When skin is exposed to sunlight, ultraviolet (UV) radiation stimulates the production and release of a hormone, alpha melanocyte stimulating hormone, or α-MSH. Alpha-MSH is secreted by keratinocytes, a specific type of skin cell, then binds to receptors on the surface of another type of cell, called a melanocyte. When α-MSH binds to the receptors, which are known as MC1R, it activates the melanocytes to produce the brown/black pigment melanin. The melanin is subsequently transferred back the keratinocytes, increasing the level of melanin within the epidermis, the outer layer of the skin.
Melanin is a photoprotective to skin cells (protecting them from light/UV radiation) and the greater its density in the epidermis, the more protection is given to the layers of skin below.
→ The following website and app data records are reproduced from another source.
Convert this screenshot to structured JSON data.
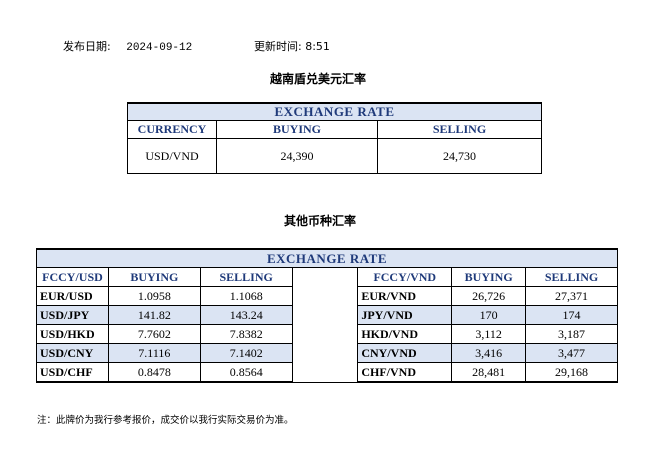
{
  "header": {
    "date_label": "发布日期:",
    "date_value": "2024-09-12",
    "time_label": "更新时间:",
    "time_value": "8:51"
  },
  "usd_section": {
    "title": "越南盾兑美元汇率",
    "bar": "EXCHANGE RATE",
    "columns": [
      "CURRENCY",
      "BUYING",
      "SELLING"
    ],
    "row": {
      "currency": "USD/VND",
      "buying": "24,390",
      "selling": "24,730"
    }
  },
  "other_section": {
    "title": "其他币种汇率",
    "bar": "EXCHANGE  RATE",
    "left_columns": [
      "FCCY/USD",
      "BUYING",
      "SELLING"
    ],
    "right_columns": [
      "FCCY/VND",
      "BUYING",
      "SELLING"
    ],
    "rows": [
      {
        "l_pair": "EUR/USD",
        "l_buy": "1.0958",
        "l_sell": "1.1068",
        "r_pair": "EUR/VND",
        "r_buy": "26,726",
        "r_sell": "27,371"
      },
      {
        "l_pair": "USD/JPY",
        "l_buy": "141.82",
        "l_sell": "143.24",
        "r_pair": "JPY/VND",
        "r_buy": "170",
        "r_sell": "174"
      },
      {
        "l_pair": "USD/HKD",
        "l_buy": "7.7602",
        "l_sell": "7.8382",
        "r_pair": "HKD/VND",
        "r_buy": "3,112",
        "r_sell": "3,187"
      },
      {
        "l_pair": "USD/CNY",
        "l_buy": "7.1116",
        "l_sell": "7.1402",
        "r_pair": "CNY/VND",
        "r_buy": "3,416",
        "r_sell": "3,477"
      },
      {
        "l_pair": "USD/CHF",
        "l_buy": "0.8478",
        "l_sell": "0.8564",
        "r_pair": "CHF/VND",
        "r_buy": "28,481",
        "r_sell": "29,168"
      }
    ]
  },
  "footer_note": "注：此牌价为我行参考报价，成交价以我行实际交易价为准。",
  "colors": {
    "header_fill": "#dbe4f3",
    "header_text": "#1f3a7a"
  }
}
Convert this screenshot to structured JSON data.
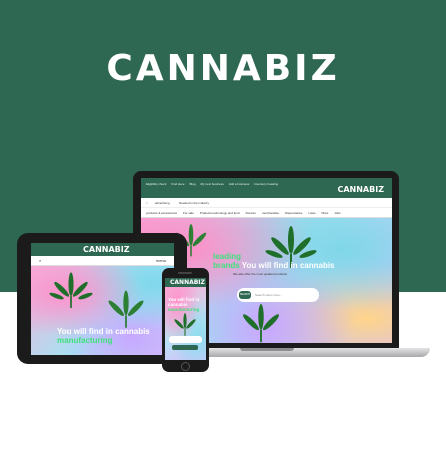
{
  "brand": {
    "name": "CANNABIZ",
    "primary_color": "#2f6852",
    "accent_color": "#3fe07a"
  },
  "laptop": {
    "top_links": [
      "Eligibility check",
      "Find Here",
      "Blog",
      "My next business",
      "Add a business",
      "Inventory heading"
    ],
    "brand": "CANNABIZ",
    "util_left": "advertising",
    "util_middle": "Needed in the industry",
    "menu": [
      "products & accessories",
      "For sale",
      "Products technology and food",
      "Doctors",
      "merchandise",
      "Dispensaries",
      "Laws",
      "More",
      "Jobs"
    ],
    "headline_accent": "leading",
    "headline_accent2": "brands",
    "headline_main": "You will find in cannabis",
    "subheadline": "We also offer the most updated products",
    "search_button": "SEARCH",
    "search_placeholder": "Search name here..."
  },
  "tablet": {
    "brand": "CANNABIZ",
    "bar_left": "⌕",
    "bar_right": "menu",
    "headline_main": "You will find in cannabis",
    "headline_accent": "manufacturing"
  },
  "phone": {
    "brand": "CANNABIZ",
    "headline_main": "You will find in cannabis",
    "headline_accent": "manufacturing"
  }
}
It does this by absorbing, reflecting and refracting light (particularly UV radiation) and preventing it from penetrating to the nucleus of keratinocytes or to lower levels of the skin. Melanin is also believed to play a role in scavenging free radicals, which can injure skin cells, and in facilitating UV induced apoptosis (programmed cell death), which removes damaged cells. Thus, melanin’s protective role goes beyond providing a physical barrier. It has been suggested that the 2-3 fold melanin levels seen in darker skin types, compared to lighter skin types, convey up to 100-fold difference in sensitivity to ultraviolet radiation due to these protective functions (see Rees 2004).